But they have grown the group in a company-based model, each outlet being managed by a staff member who is a registered nurse responsible for running the outlet in accordance with training, carefully crafted and accessible cloud-based procedures for both clinical practices and management, and a well-designed and executed support system.
Marketing, sales, financial control, and all other business matters sit at the head office level.
A massage therapy model…
At the same time, we were approached by a business person wanting to franchise her massage therapy business servicing mainly our nursing homes.
She knew she could not franchise the massage delivery. Massage therapists are gentle souls not interested in dealing with what they see as confrontation. All they wanted was to be given the address of the job so they could go and deliver the massage. Even asking for the next appointment was often too difficult.
A hybrid mix of contractors and casual staff was one solution that worked.
However, this left a huge deal of work for her at head office managing the money, marketing, sales and especially the negotiations with the nursing homes for significant contracts, and if she was to expand she needed to find a way to delegate these tasks.
The answer lay in creating franchised regional outlets, which had responsibility for managing:
- Local area marketing and sales
- Contracts with nursing homes
- Massage therapists
- Therapist job allocation and quality
- Their own business
The thing is my client was very clear she wanted this franchisee to also have massage experience, so they understood what it was all about.
It didn’t work because the massage requirement contradicted the business requirement and they had to put in business managers.
Today, they have a thriving business with regional offices run by business-orientated managers who could just as well be franchisees.
The pool example…
Finally, I must go back to Poolwerx’ hub & spoke model as an example of the most successful flexible model I know.
They have a mix of:
- Pool shops selling pool care product – These are franchised by business people managing all aspects of the business
- Mobile vans servicing pools – Some are owned by lone franchisees who can own multiple vans.
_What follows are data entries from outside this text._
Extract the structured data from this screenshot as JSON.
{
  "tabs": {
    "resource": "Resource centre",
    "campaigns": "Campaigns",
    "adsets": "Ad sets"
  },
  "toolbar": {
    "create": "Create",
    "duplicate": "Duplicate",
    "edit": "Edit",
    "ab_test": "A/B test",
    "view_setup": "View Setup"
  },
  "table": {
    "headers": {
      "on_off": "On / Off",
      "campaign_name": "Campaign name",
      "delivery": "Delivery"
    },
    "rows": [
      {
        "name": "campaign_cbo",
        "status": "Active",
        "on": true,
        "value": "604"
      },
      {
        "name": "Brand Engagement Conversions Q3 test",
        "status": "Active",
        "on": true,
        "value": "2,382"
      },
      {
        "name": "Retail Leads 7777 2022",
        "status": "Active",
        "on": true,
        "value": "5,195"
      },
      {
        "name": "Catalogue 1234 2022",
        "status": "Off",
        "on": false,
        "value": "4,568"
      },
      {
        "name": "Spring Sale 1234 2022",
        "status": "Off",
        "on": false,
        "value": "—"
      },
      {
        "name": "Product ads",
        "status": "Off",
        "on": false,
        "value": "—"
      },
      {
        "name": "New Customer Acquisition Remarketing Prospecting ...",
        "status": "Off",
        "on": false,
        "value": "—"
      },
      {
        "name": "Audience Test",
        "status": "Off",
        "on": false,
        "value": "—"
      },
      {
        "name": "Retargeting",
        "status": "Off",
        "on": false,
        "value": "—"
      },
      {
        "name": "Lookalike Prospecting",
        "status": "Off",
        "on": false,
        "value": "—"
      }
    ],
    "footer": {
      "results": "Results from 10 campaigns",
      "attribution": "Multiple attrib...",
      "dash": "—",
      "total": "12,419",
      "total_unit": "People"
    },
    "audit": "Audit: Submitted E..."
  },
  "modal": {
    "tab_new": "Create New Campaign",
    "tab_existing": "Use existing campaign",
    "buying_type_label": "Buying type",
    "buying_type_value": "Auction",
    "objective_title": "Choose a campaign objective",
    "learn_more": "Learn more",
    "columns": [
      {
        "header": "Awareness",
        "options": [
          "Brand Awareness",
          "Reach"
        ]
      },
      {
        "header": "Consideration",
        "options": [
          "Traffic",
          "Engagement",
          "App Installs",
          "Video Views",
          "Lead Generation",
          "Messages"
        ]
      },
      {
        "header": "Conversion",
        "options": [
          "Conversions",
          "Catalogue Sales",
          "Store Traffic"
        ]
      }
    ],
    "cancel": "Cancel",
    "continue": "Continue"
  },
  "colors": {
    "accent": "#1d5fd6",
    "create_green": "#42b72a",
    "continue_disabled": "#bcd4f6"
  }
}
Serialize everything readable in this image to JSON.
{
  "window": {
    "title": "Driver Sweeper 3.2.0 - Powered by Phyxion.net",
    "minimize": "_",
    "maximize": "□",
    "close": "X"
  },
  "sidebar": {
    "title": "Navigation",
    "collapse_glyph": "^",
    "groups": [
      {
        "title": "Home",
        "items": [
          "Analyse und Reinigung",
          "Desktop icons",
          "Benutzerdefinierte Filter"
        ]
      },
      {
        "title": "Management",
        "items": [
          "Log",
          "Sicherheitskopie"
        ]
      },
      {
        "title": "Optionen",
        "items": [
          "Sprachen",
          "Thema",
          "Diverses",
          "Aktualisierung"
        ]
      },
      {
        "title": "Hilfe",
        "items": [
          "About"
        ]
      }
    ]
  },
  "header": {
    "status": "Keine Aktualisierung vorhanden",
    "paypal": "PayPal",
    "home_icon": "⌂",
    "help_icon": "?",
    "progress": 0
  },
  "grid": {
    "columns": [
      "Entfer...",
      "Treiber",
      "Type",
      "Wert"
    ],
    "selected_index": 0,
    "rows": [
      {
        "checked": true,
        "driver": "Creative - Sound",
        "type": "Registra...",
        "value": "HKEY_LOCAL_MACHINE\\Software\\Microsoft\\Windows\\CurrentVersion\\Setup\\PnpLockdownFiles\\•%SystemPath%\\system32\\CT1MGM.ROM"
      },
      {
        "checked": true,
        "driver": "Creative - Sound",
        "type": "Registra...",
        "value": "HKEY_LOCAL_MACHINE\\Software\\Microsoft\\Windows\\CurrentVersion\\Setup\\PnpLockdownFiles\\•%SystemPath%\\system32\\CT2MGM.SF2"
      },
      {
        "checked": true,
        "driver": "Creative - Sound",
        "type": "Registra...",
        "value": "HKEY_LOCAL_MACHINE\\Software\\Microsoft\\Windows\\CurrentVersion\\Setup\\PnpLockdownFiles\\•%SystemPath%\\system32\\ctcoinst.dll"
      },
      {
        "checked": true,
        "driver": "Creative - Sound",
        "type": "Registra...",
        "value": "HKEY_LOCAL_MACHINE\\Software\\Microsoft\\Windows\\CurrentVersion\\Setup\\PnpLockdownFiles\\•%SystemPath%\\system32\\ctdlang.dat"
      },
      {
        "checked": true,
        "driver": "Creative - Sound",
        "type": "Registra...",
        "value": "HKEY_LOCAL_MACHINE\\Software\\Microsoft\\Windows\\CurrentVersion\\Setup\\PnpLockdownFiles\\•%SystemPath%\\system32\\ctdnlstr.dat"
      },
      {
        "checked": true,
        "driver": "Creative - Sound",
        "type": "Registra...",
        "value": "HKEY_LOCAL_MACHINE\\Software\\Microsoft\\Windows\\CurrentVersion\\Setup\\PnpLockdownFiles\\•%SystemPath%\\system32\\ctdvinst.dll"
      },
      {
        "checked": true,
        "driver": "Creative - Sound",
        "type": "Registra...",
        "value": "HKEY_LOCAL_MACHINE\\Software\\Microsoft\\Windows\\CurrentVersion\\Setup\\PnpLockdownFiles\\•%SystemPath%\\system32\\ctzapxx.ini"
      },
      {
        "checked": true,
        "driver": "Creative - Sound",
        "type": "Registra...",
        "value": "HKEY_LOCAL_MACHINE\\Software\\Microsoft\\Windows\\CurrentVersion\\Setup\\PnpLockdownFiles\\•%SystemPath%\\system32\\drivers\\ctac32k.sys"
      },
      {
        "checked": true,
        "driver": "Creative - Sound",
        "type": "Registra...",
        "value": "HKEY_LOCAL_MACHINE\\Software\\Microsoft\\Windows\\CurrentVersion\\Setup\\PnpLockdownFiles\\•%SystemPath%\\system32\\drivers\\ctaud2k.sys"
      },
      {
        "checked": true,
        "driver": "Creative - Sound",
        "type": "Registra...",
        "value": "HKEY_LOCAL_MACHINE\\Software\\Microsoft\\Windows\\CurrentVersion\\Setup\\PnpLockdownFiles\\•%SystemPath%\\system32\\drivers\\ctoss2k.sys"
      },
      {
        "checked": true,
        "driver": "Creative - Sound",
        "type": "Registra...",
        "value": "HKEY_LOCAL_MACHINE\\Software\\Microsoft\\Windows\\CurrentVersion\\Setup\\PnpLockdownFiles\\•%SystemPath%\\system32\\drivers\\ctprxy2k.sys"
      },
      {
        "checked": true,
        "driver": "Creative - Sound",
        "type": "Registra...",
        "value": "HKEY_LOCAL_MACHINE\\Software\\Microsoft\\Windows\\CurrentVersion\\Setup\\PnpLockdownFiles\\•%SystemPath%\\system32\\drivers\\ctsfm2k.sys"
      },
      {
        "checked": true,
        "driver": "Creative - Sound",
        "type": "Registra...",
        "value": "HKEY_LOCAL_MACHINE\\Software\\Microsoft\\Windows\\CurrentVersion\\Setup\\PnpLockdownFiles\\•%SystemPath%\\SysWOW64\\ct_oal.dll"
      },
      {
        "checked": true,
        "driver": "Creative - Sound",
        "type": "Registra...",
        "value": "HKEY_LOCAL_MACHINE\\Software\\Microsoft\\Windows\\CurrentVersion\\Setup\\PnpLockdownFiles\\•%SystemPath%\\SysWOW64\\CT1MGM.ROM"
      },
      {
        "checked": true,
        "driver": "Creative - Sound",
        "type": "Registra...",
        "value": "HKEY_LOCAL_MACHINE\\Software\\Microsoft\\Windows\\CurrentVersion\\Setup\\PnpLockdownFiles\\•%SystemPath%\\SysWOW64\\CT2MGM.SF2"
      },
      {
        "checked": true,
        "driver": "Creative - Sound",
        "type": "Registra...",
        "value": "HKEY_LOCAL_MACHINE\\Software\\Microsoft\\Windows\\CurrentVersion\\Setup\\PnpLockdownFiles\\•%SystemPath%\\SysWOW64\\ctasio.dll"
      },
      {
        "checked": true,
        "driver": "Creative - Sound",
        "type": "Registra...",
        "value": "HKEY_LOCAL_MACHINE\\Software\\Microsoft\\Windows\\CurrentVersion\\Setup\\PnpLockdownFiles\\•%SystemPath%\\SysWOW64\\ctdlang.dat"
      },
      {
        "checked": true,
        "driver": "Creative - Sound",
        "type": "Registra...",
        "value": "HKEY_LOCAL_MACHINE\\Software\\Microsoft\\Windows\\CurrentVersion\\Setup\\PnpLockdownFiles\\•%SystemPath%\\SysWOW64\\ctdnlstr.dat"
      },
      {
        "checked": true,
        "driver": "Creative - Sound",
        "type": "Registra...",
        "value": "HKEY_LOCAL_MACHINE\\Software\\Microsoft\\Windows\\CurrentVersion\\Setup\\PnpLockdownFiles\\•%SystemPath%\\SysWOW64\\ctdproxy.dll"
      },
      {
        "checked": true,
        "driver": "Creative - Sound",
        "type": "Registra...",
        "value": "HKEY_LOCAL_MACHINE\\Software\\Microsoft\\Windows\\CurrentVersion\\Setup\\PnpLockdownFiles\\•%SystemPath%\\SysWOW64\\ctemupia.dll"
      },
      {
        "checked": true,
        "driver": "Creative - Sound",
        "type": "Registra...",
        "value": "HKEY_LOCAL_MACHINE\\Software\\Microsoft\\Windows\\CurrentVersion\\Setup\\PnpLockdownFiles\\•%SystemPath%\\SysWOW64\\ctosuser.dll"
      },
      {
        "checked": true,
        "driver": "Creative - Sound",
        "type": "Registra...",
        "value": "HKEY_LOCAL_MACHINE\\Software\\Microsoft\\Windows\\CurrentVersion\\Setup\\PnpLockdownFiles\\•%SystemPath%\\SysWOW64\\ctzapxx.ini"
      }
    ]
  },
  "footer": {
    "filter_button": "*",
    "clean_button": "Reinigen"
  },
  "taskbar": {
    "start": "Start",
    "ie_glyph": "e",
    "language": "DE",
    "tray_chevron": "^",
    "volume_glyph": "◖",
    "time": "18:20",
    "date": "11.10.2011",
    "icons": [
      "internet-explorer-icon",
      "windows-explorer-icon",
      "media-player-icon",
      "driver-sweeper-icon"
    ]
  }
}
Others are owned by the local Poolwerx shop who may also own multiple vans
- Nominated suppliers who deliver pool care product to the vans and shops
The moral of the story is – be aware of your people and how they are most successful at looking after your customers. Then build your business around their characteristics so they can be as successful as they can be at that job.
Brian Keen has been involved in the franchise industry for more than 30 years and Prue has been involved with systems and business for as long. Together they founded Franchise Simply, Systems2Grow and Microloan Foundation Australia. Brian’s on-the-ground business experience as a multi-unit franchisee, franchisor and consultant helping many of the big names create their own franchise systems and growth over the years combined with Prue’s structured approach has been fed into Franchise Simply, helping today’s SMEs and Franchisors grow their business by franchising.
www.franchisesimply.com.au | www.systems2grow.com